*AVAILABLE DATA*.
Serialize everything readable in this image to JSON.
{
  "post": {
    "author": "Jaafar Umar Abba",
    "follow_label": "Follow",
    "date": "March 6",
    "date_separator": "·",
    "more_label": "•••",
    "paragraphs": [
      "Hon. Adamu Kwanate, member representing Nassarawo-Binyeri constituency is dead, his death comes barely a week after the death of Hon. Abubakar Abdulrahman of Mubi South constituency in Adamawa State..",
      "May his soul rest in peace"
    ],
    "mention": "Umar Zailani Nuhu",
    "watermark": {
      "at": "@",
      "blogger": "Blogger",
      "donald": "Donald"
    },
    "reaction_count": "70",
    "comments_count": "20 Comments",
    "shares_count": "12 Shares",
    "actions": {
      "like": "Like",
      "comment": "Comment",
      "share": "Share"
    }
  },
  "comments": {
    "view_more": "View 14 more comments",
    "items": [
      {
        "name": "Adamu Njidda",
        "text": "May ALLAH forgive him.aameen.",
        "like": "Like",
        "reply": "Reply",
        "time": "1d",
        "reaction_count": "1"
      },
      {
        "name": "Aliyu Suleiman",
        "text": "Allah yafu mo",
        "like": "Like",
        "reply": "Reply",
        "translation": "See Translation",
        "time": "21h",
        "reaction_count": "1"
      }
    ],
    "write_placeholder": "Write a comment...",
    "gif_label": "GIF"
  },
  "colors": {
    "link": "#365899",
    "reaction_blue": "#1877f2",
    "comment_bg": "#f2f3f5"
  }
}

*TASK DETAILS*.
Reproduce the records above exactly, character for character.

*ANSWER TO THIS PROBLEM*.
Serialize everything readable in this image to JSON.
{
  "post": {
    "author": "Jaafar Umar Abba",
    "follow_label": "Follow",
    "date": "March 6",
    "date_separator": "·",
    "more_label": "•••",
    "paragraphs": [
      "Hon. Adamu Kwanate, member representing Nassarawo-Binyeri constituency is dead, his death comes barely a week after the death of Hon. Abubakar Abdulrahman of Mubi South constituency in Adamawa State..",
      "May his soul rest in peace"
    ],
    "mention": "Umar Zailani Nuhu",
    "watermark": {
      "at": "@",
      "blogger": "Blogger",
      "donald": "Donald"
    },
    "reaction_count": "70",
    "comments_count": "20 Comments",
    "shares_count": "12 Shares",
    "actions": {
      "like": "Like",
      "comment": "Comment",
      "share": "Share"
    }
  },
  "comments": {
    "view_more": "View 14 more comments",
    "items": [
      {
        "name": "Adamu Njidda",
        "text": "May ALLAH forgive him.aameen.",
        "like": "Like",
        "reply": "Reply",
        "time": "1d",
        "reaction_count": "1"
      },
      {
        "name": "Aliyu Suleiman",
        "text": "Allah yafu mo",
        "like": "Like",
        "reply": "Reply",
        "translation": "See Translation",
        "time": "21h",
        "reaction_count": "1"
      }
    ],
    "write_placeholder": "Write a comment...",
    "gif_label": "GIF"
  },
  "colors": {
    "link": "#365899",
    "reaction_blue": "#1877f2",
    "comment_bg": "#f2f3f5"
  }
}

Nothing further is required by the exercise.